Screen-savors: Science for the very silly

Brainiac: Science Abuse attacks dozens of theories of science, questions and queries presented by a gang of crazies.

Remember those strange kids in your high school chem lab who used to like to see how much stuff they could blow up? They've got their own TV show now, one that blows the barn doors off practically every science program we've ever seen, leaving a large grin on viewers' faces. The show's title, Brainiac: Science Abuse (Channel 8, weeknights, 18:40 and other times; check schedule) says it all: dozens of theories of science, questions about science, or other queries presented by a gang of crazies who make those fellows from the chem lab look downright responsible. Leading the fun is host Richard Hammond (Top Gear), a spiky-haired fellow who's never seen an experiment too weird to try out, and who has a sense of humor as sharp as his hair cut. Introducing "the show that takes science, strikes it down and gives it a damn good oiling," as he says at the beginning of one episode, Hammond is the running commentator on a rat-a-tat series of gags, sideshows, more major experiments and the general fun that makes up Brainiac. Now to the question we've all been wondering about: Can you smell fear? To get to the bottom of that, Hammond sent one poor staffer (termed Brainiacs on the show) known to be afraid of heights way up in a crane, sat another on a deck chair for half an hour, and sent a third running. To make sure the fellow sent skyward got the full effect, Hammond berated him: "This is science - take your hand off the rail!" Then it was up to one of the program's comely volunteers to see if she could literally smell the fear on him. Sure enough, she could, picking up on the pheromones his body sent out after he was scared almost to death. And, as Hammond explained, women are far better at this than men. That's the thing about Brainiac - it's funny as heck, but you also learn something. And the little bits in between - whether they're Celebs on Helium, in which UK celebrities sound like chipmunks for the cameras after sucking down some of the gas, or Tina Turner and Her Bunsen Burner, which should be self-explanatory - make the hour program zip by faster than the speed of light. And on that subject, wondered one Brainiac, if you're traveling at the speed of light and break wind, do you smell it before you hear it? Another great experiment had the Brainiacs trying to determine if they could impact the testosterone level of two men through outside influences. Brawny Harry, who "sometimes punches people just for the fun of it," clocked in at 964 on the testosterone test, while gawky, skinny Simon clocked in at 198. Then the Brainiacs dressed Harry up in ladies clothes, had him watch children's TV shows, read him a bedtime story and made him take a nap.
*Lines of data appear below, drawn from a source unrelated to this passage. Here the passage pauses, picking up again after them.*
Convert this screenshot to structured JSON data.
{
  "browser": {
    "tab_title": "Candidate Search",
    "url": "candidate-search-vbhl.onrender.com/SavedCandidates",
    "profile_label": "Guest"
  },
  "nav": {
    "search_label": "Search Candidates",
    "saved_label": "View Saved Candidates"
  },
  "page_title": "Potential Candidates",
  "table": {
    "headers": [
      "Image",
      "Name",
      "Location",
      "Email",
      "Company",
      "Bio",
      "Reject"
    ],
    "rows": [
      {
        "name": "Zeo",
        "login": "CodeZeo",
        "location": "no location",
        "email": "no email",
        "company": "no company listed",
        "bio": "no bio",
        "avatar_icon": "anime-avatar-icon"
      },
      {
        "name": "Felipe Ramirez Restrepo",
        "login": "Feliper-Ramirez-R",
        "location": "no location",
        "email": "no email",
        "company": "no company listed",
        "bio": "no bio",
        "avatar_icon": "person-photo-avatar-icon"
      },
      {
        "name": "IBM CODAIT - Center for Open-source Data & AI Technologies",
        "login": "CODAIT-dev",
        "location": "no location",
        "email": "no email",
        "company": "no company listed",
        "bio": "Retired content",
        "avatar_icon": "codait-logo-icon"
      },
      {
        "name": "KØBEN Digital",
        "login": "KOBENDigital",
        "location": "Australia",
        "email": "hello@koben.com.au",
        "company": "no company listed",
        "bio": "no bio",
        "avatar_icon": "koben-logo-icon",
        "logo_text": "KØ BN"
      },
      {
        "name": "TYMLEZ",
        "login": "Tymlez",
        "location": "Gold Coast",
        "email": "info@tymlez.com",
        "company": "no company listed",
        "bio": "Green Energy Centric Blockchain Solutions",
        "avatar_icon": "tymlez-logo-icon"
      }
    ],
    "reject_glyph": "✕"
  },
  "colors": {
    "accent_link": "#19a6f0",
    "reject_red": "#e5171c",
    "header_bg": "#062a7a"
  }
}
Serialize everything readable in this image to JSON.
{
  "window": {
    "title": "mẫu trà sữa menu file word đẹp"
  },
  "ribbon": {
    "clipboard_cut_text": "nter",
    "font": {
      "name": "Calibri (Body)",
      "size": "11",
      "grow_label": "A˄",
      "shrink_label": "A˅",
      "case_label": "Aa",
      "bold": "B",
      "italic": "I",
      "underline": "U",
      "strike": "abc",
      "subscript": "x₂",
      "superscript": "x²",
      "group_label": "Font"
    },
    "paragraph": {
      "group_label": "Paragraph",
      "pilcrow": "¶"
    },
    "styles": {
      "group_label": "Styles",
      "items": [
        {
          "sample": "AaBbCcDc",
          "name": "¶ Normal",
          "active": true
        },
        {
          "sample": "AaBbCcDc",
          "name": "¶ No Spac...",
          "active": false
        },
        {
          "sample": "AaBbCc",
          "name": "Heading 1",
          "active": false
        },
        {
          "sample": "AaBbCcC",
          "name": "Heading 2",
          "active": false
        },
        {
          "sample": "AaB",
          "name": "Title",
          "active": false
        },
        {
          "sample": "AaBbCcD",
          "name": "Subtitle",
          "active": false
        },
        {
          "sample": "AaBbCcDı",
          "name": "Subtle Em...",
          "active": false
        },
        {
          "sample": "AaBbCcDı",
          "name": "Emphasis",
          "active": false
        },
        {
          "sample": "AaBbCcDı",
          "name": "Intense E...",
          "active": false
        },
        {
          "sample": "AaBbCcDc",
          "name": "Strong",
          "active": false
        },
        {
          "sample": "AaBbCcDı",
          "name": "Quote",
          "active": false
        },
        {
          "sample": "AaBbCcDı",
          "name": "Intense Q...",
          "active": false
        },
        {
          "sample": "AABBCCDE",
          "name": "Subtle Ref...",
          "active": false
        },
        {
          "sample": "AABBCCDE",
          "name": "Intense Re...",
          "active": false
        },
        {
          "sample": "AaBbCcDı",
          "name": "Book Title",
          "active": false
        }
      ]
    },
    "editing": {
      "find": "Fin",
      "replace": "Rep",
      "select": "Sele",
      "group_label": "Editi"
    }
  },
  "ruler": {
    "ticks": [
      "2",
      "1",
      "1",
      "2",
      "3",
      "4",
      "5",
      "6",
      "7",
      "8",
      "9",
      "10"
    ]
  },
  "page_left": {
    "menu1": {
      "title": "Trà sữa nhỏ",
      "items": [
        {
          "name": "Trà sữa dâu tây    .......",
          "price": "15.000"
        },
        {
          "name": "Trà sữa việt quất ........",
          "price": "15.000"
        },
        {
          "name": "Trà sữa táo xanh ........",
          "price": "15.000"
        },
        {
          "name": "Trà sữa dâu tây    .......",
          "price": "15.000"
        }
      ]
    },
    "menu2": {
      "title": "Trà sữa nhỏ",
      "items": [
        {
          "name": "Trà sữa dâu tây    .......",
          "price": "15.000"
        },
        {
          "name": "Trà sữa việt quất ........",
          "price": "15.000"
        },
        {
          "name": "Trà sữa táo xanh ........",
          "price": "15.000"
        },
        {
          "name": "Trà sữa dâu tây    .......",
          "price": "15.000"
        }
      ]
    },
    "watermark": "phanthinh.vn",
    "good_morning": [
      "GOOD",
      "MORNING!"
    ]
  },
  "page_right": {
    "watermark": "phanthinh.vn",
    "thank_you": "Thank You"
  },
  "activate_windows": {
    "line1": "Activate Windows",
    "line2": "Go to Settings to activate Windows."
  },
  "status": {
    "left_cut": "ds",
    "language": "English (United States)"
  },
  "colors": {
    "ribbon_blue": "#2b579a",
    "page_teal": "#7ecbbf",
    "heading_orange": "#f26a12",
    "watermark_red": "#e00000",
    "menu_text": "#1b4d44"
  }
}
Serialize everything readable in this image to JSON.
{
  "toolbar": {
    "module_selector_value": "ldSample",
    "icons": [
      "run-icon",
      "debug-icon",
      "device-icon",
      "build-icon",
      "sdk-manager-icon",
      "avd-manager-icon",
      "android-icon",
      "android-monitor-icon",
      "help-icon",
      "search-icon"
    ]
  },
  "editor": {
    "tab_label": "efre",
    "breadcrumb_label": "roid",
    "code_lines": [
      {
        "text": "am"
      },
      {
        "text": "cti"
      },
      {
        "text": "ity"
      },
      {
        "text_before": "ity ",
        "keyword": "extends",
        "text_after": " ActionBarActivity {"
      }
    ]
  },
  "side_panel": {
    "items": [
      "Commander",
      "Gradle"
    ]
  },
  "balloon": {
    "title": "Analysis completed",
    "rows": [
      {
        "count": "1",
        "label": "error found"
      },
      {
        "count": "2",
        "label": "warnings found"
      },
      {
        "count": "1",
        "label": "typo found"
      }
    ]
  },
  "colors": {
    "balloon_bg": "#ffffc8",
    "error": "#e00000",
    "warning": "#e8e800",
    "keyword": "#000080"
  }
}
Meanwhile, they brought a stripper over for Simon, had him work out in a gym, and screamed at him. The result: Simon went up to 349, while Harry dropped to 783. Viewers can also write in to the show suggesting experiments in the I Can Do Science, Me section, although few are likely to come up with the cue ball in the side pocket blowing up caravans that the Brainiacs did. However, when Mariah Gomez wondered how many pieces of bubblegum you could get into your mouth and still blow a bubble, there were the Brainiacs "kidnapping" her off the street, bringing her to their lab, and having her do the math with her own mouth. The result: 34 pieces, but who's counting? OK, sure the lads are a bit sophomoric sometimes - the Brainiac Babes with the Explosive of the Week at Big Bang Farm, featuring Page 3 girls having fun with things that go boom is a little much. But it's easy to forgive it after watching the Brainiacs test a dirt cheap pair of jeans against a very expensive pair, and find that the man or woman on the street can't tell the difference after both pairs have been subjected to anything from being shot at with a gun to being driven over by a car. Yes, they think of just about everything on Brainiac, "the show that other science shows cross the road to avoid," as Hammond puts it, including a chainsaw putting paid the theory that "You can't stop rock 'n' roll," Dr. Bunhead's Pub Science, and most importantly, a running segment on What Office Product Should You Grab If While Working You Find Yourself Surrounded by Water? Hint: not the box of files. Along with it comes Hammond's occasional warning: "The following experiment is dangerous. Don't try it at home. No, really - don't." Not to worry, though - you'll be too busy laughing to try any of the hilarious experiments that are at the crazy heart of Brainiac.